- Beth McGill, dancingpoetess.blogspot.com, Review of 100 Times is Not Enough, April 2013
“The performers resisted, railed against, experimented with and celebrated various elements of improvisation, choreography and dance. The lighthearted, silly, and at times goofy exchange in The People Go Where the Chairs Are was belied by the truly reflective and introspective questions faced by not just dancers, but all artists.”
–Joanne Zimbler, exploredance.com, Review of The People Go Where the Chairs Are, February 2012
“In Leaving (and other rabbit tricks), Brad Culver and Genevieve Carson convey the insurmountable distance between two minds, and it is riveting. It is pieces like these that place dance performance at the highest tier of human understanding.”
– Colleen M. McLellen, culturespotla.com, Review of Leaving (and other rabbit tricks) April 2010
"Leaving (and other rabbit tricks) violated expectations by creating a duet front-loaded with textual scenes and depriving us of the dancing we expected until the very end. Performers Brad Culver and Genevieve Carson gave standout performances as a couple ensconced in the universal conflict of miscommunication between the genders. Their comical exchanges – an extended quibble about magic tricks, of all things – cultivated a believable layer of tension between the two thick enough to cut with a proverbial knife. Most humorous were interludes in which the two attempted to complete a simple hug yet fell short because of their preoccupation with the mechanics of the movement. When the two finally fell into a tender dance duet at the end, draping themselves over one another in exasperation and affection, the physical contact was a powerful catharsis that drained off the palpable frustration. Dance, in this case, was the magic rabbit that MacBean pulled out of her bag of tricks."
- Rachel Levin, www.exploredance.com Review of Leaving (and other rabbit tricks) April 2010
“Dancer-Choreographer Arianne MacBean is the Diane Keaton of dance – quirky, endearing and eminently watchable.”
– Victoria Looseleaf, Los Angeles Times, Review of The Dance Moving Forward Festival, May 2005
“Provocative and deftly physical.”

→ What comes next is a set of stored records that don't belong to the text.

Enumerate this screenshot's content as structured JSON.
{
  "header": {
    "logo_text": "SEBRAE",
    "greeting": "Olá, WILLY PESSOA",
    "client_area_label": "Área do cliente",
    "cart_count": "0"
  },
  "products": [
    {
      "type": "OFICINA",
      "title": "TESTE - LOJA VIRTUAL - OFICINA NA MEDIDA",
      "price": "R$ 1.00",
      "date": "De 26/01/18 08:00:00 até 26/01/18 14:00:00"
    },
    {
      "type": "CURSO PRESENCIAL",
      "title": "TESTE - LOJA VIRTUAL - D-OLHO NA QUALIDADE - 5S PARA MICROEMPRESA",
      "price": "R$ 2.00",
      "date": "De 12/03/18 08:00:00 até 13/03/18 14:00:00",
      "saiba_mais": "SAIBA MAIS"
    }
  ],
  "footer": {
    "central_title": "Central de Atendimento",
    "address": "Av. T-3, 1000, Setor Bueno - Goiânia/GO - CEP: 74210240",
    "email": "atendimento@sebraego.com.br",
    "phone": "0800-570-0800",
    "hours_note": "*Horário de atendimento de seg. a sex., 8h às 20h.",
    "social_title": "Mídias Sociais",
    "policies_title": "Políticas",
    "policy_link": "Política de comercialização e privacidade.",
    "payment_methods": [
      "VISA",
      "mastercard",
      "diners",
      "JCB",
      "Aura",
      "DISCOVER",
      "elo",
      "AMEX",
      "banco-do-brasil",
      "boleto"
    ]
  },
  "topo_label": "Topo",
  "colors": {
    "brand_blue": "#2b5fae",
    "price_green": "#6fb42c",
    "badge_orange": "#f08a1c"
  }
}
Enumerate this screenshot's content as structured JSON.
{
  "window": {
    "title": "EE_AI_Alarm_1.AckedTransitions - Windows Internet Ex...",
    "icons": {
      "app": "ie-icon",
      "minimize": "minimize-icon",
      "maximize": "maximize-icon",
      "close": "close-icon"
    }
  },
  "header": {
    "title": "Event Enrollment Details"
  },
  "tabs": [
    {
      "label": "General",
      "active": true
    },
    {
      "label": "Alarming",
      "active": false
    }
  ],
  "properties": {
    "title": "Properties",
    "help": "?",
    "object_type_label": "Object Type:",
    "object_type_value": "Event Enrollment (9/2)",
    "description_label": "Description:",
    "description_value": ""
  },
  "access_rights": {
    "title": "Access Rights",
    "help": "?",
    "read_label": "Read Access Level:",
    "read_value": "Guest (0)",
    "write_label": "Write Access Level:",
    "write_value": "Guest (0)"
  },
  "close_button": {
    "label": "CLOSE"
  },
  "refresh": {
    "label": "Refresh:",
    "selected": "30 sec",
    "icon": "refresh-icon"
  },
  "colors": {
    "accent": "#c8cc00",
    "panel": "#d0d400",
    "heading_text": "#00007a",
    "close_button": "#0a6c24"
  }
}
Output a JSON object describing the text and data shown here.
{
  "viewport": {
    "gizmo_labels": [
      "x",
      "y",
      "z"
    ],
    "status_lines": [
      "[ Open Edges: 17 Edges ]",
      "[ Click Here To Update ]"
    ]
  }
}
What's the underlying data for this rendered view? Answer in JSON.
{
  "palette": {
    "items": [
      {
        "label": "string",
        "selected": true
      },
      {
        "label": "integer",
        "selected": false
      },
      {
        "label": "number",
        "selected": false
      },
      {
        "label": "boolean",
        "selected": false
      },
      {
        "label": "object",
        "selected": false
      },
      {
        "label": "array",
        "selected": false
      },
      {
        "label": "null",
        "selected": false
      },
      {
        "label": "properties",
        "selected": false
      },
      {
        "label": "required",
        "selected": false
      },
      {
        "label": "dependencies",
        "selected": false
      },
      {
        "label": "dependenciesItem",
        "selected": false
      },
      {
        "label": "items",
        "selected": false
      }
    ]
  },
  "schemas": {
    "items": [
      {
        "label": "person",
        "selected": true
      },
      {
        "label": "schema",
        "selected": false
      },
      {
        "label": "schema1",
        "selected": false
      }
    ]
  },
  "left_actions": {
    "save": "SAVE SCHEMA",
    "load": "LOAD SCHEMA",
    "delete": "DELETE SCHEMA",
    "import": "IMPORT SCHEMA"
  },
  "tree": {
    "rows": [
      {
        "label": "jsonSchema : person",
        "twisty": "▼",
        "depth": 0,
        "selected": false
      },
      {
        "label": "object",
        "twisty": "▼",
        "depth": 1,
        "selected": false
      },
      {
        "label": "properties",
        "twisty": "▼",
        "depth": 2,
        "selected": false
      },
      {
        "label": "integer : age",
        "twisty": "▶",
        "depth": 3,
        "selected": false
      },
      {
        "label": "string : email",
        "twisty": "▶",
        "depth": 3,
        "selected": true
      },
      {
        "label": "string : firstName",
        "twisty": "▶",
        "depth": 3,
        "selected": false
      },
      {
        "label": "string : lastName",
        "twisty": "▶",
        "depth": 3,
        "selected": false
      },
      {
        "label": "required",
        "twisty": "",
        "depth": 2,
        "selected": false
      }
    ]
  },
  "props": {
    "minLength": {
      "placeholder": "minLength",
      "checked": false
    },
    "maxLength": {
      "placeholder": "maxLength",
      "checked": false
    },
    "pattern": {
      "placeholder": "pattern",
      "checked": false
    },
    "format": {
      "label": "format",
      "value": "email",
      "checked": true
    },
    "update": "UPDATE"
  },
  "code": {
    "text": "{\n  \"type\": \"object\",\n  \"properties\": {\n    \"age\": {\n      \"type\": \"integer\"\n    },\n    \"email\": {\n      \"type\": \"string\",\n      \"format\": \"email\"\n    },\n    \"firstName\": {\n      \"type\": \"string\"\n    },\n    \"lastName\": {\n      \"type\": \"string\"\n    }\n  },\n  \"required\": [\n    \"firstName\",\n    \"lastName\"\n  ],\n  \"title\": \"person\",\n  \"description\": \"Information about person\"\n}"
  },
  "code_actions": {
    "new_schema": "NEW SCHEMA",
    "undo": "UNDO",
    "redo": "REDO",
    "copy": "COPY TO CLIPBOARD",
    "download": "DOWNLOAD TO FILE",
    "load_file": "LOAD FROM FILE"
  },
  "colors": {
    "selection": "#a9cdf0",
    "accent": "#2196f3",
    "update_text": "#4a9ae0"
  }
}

– Victoria Looseleaf, Los Angeles Times, Description of MacBean’s work in a feature article about dance “Raising the Barre in Los Angeles,” January 2004
“Isolated, restless yet deeply connected in ways the audience could understand even if they could not, these women represented all those who desperately need the lifeline of friendship or sisterhood so feelingly celebrated in this thoughtful, human feminist panorama.”
– Lewis Segal, Los Angeles Times, Review of This Happened July 2002